------ Material shown ------
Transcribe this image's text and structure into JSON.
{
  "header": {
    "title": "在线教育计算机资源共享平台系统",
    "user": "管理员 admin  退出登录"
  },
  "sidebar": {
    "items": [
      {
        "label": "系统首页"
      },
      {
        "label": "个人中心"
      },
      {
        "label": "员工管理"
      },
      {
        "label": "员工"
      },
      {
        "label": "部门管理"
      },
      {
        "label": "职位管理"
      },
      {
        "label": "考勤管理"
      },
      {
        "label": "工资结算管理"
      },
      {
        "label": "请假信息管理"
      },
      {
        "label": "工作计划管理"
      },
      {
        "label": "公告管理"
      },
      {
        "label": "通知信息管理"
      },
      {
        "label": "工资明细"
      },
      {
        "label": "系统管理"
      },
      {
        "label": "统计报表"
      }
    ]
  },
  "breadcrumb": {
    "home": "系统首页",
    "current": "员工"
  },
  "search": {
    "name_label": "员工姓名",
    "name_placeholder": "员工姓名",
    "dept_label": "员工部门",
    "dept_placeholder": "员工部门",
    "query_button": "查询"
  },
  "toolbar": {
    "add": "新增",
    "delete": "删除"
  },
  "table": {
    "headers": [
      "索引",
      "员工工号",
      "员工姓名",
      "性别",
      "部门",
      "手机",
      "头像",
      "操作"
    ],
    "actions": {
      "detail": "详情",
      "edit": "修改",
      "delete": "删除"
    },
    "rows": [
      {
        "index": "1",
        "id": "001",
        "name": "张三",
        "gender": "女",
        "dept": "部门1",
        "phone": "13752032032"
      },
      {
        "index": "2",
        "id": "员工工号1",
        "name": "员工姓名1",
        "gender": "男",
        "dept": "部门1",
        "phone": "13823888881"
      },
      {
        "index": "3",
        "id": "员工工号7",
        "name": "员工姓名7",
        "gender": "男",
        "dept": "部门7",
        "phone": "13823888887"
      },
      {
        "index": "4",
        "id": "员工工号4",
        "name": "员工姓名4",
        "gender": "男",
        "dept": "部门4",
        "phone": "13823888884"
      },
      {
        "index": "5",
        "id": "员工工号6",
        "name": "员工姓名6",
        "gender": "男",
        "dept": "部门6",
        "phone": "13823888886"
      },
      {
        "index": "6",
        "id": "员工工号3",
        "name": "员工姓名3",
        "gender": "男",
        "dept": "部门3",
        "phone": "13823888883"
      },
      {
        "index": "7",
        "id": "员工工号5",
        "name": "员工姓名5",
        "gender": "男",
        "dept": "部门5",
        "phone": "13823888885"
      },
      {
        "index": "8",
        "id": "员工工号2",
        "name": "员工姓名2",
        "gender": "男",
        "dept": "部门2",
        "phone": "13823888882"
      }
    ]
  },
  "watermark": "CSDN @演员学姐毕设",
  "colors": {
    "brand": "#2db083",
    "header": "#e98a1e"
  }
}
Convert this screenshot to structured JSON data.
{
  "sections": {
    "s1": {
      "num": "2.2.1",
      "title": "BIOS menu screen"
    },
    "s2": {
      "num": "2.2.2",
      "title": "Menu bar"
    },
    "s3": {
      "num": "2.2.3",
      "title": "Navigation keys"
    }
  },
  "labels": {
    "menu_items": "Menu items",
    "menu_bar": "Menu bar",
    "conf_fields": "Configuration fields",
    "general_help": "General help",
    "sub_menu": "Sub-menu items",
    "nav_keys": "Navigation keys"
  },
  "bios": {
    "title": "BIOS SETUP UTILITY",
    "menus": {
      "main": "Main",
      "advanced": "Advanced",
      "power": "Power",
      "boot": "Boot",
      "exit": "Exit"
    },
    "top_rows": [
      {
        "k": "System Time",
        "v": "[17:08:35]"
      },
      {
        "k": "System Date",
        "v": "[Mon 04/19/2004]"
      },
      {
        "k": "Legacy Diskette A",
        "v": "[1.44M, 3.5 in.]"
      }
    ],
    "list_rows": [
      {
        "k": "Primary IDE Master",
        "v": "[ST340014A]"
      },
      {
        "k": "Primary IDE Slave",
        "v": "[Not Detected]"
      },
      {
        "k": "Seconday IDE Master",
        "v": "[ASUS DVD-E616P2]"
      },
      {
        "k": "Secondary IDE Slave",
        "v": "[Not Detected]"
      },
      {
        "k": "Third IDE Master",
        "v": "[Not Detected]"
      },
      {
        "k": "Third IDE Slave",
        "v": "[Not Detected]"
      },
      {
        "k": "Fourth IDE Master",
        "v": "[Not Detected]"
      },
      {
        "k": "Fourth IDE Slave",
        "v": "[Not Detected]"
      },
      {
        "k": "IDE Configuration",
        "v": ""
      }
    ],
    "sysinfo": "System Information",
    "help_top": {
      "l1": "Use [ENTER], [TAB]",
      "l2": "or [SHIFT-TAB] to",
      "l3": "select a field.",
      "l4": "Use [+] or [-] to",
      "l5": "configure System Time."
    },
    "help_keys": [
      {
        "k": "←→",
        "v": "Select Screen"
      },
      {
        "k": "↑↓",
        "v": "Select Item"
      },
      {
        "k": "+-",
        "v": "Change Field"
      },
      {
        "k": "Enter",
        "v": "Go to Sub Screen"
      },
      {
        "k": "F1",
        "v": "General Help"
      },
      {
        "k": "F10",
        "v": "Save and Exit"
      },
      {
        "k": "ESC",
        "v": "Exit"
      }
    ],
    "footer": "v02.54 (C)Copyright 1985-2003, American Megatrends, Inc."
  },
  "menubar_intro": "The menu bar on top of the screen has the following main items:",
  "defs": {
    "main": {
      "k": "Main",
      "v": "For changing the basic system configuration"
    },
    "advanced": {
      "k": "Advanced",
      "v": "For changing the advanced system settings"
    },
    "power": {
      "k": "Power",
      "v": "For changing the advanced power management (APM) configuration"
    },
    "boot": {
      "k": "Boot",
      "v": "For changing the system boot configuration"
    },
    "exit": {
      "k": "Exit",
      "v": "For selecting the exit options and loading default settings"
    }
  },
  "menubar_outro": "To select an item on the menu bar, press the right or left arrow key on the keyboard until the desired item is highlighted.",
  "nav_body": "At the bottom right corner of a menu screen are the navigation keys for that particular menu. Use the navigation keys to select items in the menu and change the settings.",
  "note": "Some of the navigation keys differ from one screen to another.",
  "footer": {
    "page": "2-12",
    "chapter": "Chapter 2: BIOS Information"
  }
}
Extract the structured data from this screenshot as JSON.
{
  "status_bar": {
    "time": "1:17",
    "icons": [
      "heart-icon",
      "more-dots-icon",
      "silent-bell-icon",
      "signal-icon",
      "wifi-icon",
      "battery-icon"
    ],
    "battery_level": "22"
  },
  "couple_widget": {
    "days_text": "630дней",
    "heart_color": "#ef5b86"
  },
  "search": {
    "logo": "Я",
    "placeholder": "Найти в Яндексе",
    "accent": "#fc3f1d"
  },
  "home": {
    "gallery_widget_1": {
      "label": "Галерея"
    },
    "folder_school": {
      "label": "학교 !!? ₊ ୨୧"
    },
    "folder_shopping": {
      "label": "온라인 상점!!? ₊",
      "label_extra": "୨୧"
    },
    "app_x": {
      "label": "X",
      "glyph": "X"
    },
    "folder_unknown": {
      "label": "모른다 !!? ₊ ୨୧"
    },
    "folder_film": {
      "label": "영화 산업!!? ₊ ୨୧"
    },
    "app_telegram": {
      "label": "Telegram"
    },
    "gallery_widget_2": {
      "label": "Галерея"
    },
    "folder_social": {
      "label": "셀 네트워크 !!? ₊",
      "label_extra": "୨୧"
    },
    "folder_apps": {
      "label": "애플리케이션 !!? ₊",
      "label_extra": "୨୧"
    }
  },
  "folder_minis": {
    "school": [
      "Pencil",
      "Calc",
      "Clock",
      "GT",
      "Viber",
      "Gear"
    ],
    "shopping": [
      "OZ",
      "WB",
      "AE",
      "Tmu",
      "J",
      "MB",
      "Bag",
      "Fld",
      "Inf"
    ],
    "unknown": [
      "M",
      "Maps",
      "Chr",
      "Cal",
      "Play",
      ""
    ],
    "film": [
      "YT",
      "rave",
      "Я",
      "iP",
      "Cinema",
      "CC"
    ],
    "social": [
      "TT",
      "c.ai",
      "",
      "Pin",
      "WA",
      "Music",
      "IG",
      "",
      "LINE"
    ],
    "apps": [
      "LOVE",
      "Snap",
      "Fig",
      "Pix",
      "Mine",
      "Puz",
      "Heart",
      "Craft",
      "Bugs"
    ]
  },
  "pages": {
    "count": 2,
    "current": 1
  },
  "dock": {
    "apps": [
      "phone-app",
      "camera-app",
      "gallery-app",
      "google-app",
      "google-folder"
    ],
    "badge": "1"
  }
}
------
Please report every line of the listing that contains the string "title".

◆ Solution to this task ◆
    "title": "在线教育计算机资源共享平台系统",
      "title": "BIOS menu screen"
      "title": "Menu bar"
      "title": "Navigation keys"
    "title": "BIOS SETUP UTILITY",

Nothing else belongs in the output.